• **What the task asks**
Nothing but a number is expected: the count of lines in the data below that include "variable".

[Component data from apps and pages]
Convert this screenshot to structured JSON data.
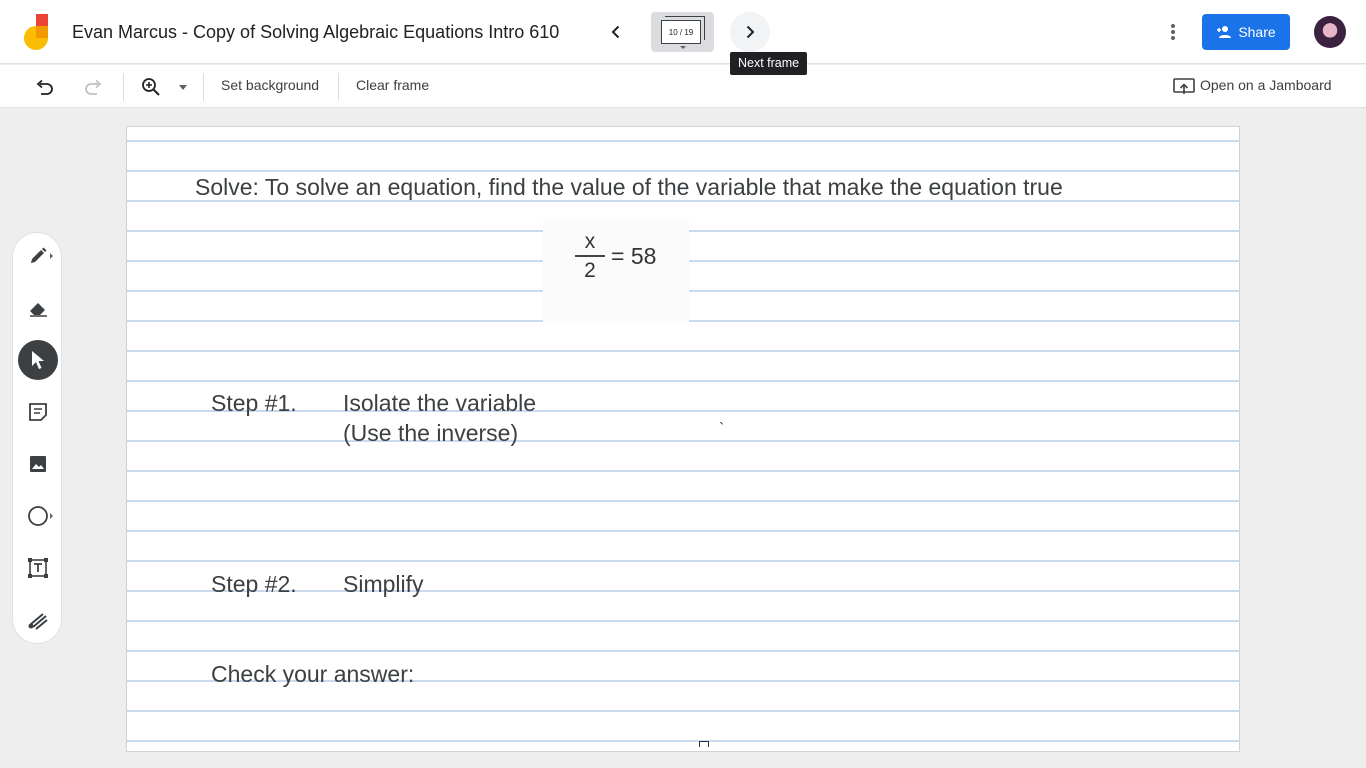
{
  "header": {
    "doc_title": "Evan Marcus - Copy of Solving Algebraic Equations Intro 610",
    "frame_indicator": "10 / 19",
    "tooltip": "Next frame",
    "share_label": "Share",
    "accent_color": "#1a73e8"
  },
  "toolbar": {
    "set_background": "Set background",
    "clear_frame": "Clear frame",
    "open_jamboard": "Open on a Jamboard"
  },
  "tools": [
    "pen",
    "eraser",
    "select",
    "sticky-note",
    "image",
    "circle",
    "text-box",
    "laser"
  ],
  "canvas": {
    "solve_line": "Solve:  To solve an equation, find the value of the variable that make the equation true",
    "equation": {
      "numerator": "x",
      "denominator": "2",
      "rest": "= 58"
    },
    "step1_label": "Step #1.",
    "step1_line1": "Isolate the variable",
    "step1_line2": "(Use the inverse)",
    "step2_label": "Step #2.",
    "step2_text": "Simplify",
    "check": "Check your answer:",
    "stray_mark": "`"
  }
}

• **Task answer**
2